● **Supplied data**
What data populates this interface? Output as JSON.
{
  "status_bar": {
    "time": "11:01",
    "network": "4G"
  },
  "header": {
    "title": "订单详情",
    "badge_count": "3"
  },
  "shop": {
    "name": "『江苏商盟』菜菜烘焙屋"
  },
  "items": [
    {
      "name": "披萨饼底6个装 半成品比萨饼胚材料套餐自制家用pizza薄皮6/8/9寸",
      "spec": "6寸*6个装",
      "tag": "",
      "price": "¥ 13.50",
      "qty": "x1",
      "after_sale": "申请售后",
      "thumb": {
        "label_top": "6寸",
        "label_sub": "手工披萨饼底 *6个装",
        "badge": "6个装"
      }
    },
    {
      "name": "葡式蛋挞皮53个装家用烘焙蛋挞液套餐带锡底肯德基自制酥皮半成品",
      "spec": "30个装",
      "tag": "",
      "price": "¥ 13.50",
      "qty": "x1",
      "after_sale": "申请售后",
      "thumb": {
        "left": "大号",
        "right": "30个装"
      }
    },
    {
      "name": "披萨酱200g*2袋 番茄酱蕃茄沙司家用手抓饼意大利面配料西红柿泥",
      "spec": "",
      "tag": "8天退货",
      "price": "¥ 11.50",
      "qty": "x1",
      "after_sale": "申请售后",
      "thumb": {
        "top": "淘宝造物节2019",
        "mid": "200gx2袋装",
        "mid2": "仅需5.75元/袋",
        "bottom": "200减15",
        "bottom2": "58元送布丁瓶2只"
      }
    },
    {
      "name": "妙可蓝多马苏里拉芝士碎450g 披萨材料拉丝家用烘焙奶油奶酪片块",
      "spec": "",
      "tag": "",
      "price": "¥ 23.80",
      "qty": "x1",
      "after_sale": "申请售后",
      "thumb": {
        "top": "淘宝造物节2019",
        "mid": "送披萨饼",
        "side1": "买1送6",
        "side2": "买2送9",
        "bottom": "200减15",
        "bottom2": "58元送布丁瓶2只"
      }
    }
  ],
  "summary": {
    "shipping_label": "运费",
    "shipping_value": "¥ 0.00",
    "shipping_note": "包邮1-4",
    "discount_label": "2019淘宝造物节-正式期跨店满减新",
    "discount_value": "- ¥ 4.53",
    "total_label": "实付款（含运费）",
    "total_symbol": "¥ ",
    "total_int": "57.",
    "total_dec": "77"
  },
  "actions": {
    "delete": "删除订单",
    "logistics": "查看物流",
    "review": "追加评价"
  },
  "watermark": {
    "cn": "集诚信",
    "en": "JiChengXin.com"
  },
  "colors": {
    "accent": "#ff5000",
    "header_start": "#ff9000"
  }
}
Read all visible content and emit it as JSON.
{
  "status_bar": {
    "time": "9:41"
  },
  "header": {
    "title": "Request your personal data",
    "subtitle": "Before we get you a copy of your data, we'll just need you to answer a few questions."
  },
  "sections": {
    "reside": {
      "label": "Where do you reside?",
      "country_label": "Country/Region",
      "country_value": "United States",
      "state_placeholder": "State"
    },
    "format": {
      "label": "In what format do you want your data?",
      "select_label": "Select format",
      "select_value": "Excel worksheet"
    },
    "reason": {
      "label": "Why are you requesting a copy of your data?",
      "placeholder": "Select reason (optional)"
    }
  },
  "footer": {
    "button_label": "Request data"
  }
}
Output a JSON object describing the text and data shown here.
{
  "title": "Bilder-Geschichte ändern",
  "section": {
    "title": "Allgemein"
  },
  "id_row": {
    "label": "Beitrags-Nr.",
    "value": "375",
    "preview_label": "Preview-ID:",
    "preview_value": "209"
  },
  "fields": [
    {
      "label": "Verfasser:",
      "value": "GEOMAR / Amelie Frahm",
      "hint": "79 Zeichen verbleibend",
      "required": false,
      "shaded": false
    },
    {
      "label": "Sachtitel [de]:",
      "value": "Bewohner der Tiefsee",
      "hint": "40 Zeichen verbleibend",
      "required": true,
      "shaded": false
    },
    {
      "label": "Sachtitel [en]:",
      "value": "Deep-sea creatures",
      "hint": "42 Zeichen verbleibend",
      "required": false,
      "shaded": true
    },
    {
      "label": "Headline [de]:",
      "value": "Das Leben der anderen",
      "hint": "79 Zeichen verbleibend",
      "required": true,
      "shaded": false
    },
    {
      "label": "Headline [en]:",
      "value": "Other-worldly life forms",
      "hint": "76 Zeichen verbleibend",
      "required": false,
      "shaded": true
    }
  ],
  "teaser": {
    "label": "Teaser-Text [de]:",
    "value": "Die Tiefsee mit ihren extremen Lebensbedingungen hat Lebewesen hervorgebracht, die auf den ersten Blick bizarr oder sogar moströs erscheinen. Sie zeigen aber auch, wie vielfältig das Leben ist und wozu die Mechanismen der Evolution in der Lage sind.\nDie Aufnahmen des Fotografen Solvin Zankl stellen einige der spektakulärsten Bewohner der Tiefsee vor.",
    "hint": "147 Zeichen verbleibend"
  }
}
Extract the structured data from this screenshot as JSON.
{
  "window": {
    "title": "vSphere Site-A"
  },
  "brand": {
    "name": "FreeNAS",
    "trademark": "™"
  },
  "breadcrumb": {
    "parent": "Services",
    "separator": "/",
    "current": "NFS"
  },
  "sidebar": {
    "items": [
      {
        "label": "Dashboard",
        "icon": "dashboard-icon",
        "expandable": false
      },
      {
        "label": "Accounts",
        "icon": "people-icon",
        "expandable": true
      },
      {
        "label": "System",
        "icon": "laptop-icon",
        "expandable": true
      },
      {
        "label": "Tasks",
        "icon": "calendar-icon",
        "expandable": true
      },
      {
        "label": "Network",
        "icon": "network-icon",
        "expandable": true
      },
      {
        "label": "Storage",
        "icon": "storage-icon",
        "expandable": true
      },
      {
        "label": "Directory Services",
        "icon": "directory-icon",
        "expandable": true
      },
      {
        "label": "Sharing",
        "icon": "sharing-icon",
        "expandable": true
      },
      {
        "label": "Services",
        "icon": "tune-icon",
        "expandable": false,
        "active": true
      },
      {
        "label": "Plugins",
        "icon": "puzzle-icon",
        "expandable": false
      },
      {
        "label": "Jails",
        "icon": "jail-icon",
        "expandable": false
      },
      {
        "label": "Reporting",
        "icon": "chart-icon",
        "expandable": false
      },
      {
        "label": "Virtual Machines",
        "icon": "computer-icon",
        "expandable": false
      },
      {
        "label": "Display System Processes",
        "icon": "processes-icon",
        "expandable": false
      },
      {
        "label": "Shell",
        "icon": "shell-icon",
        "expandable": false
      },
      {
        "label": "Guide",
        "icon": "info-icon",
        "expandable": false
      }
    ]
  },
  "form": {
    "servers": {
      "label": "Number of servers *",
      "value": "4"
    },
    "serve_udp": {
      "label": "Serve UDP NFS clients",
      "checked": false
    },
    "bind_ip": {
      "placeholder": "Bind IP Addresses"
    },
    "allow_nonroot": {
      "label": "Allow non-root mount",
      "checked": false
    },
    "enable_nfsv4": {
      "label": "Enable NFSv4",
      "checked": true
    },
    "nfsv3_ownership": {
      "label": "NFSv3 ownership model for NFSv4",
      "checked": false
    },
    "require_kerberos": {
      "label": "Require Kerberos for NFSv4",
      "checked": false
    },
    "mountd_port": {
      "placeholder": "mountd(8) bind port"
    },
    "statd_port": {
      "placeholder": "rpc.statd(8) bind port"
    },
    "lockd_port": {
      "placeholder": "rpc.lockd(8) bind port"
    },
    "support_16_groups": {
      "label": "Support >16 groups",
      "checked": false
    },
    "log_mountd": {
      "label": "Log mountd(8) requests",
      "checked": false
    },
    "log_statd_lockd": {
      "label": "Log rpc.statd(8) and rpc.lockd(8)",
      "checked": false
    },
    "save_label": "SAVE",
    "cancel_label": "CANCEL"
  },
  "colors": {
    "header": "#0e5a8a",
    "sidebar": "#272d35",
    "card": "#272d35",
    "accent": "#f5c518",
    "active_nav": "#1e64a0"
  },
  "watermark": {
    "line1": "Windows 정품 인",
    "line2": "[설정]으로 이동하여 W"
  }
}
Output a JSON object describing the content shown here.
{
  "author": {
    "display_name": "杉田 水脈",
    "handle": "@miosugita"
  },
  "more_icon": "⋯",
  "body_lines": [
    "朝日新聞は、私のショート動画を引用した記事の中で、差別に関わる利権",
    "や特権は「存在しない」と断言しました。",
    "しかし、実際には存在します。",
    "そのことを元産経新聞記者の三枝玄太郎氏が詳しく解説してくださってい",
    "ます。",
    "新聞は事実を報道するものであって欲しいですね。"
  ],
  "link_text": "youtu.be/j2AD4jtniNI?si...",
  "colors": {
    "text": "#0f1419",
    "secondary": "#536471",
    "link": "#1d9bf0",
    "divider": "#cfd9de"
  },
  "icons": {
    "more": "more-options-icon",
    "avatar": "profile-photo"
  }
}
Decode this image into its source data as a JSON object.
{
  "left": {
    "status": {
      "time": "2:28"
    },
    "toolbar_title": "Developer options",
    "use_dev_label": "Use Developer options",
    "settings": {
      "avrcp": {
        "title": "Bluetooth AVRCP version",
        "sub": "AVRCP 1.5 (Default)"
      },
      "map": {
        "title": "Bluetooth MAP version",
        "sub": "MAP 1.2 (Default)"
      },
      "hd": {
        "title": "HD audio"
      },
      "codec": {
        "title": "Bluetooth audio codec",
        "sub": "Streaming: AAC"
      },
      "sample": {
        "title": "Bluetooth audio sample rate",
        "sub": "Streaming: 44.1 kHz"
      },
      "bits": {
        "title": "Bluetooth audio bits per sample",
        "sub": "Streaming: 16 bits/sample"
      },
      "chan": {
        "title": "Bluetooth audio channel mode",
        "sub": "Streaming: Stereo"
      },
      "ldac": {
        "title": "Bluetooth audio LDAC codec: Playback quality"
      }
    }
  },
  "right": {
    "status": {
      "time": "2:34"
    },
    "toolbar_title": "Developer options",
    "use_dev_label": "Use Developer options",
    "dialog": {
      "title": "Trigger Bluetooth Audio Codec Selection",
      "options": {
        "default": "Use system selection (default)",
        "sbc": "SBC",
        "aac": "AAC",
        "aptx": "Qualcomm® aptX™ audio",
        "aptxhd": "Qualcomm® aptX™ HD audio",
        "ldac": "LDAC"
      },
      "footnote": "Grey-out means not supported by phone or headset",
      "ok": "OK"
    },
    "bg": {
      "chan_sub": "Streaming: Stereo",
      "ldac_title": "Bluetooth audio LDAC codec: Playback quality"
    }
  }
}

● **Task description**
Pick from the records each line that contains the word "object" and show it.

● **Task response**
Output a JSON object describing the text and data shown here.
Output a JSON object describing the content shown here.
Decode this image into its source data as a JSON object.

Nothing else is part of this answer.